In February, the Sun-Times launched Grid, a Sunday business magazine that went on hiatus earlier this month. Sun-Times executives say the digital version of Grid will continue, but the frequency of the print publication is up in the air.
Also in February, the Sun-Times launched an online video news network featuring Carol Marin anchoring “The Marin Report,” a daily 90-second show. That ended May 15 with Marin tweeting its demise as a “proud experiment.”
In March, the Sun-Times laid off a number of longtime suburban editors and consolidated suburban operations in its downtown Chicago offices. That same month, it was reported that the Sun-Times had fallen behind in its payments on an annual $70 million contract with the Chicago Tribune to print and distribute its newspapers. Sources say the Sun-Times is now current but is looking at alternatives to the 10-year printing deal.
Thursday’s cutting of the photo department is part of the effort to get the Sun-Times into the black, sources said.
Photographers said they were told Wednesday to attend a meeting Thursday morning. Rob Hart was at home with his 10-month-old when he got a call from his boss asking for the serial numbers of his various pieces of photo gear.
“They take inventory when they’re firing you,” Hart said as a group of laid-off photographers gathered late Thursday morning to commiserate at the Billy Goat Tavern.
The move to have reporters shoot video and photos while covering stories is a growing trend among television stations and newspapers, according to California-based media analyst Alan Mutter, who said quality may be sacrificed in the process.
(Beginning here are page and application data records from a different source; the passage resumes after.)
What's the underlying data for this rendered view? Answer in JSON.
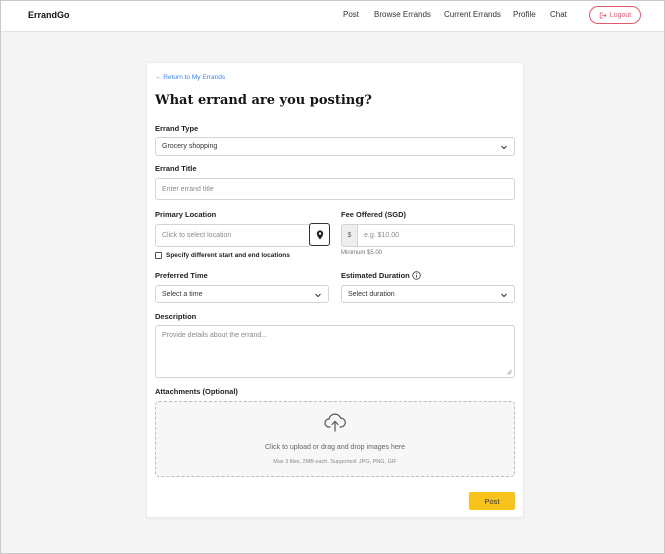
{
  "nav": {
    "brand": "ErrandGo",
    "links": [
      "Post",
      "Browse Errands",
      "Current Errands",
      "Profile",
      "Chat"
    ],
    "logout_label": "Logout"
  },
  "form": {
    "back_link": "← Return to My Errands",
    "title": "What errand are you posting?",
    "errand_type": {
      "label": "Errand Type",
      "value": "Grocery shopping"
    },
    "errand_title": {
      "label": "Errand Title",
      "placeholder": "Enter errand title"
    },
    "primary_location": {
      "label": "Primary Location",
      "placeholder": "Click to select location",
      "checkbox_label": "Specify different start and end locations"
    },
    "fee": {
      "label": "Fee Offered (SGD)",
      "currency": "$",
      "placeholder": "e.g. $10.00",
      "hint": "Minimum $5.00"
    },
    "preferred_time": {
      "label": "Preferred Time",
      "value": "Select a time"
    },
    "duration": {
      "label": "Estimated Duration",
      "value": "Select duration"
    },
    "description": {
      "label": "Description",
      "placeholder": "Provide details about the errand..."
    },
    "attachments": {
      "label": "Attachments (Optional)",
      "main_text": "Click to upload or drag and drop images here",
      "sub_text": "Max 3 files, 2MB each. Supported: JPG, PNG, GIF"
    },
    "submit_label": "Post"
  },
  "colors": {
    "accent_link": "#3b82f6",
    "logout": "#e25a6d",
    "submit": "#f8c21c"
  }
}
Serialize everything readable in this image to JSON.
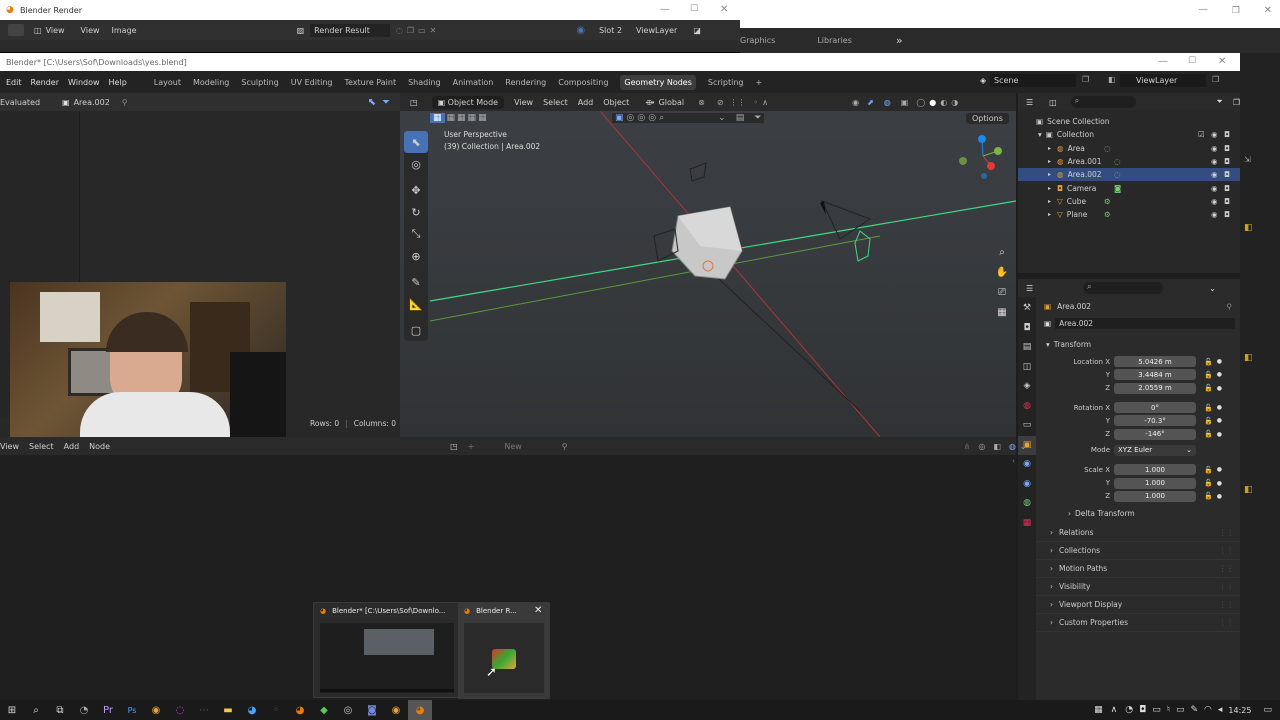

“We’ll always have a lot of pictures — there will always be something between the articles — but will we have great photography, the memorable iconic images? Probably less so,” Mutter said.
Tribune reporter Becky Yerak contributed.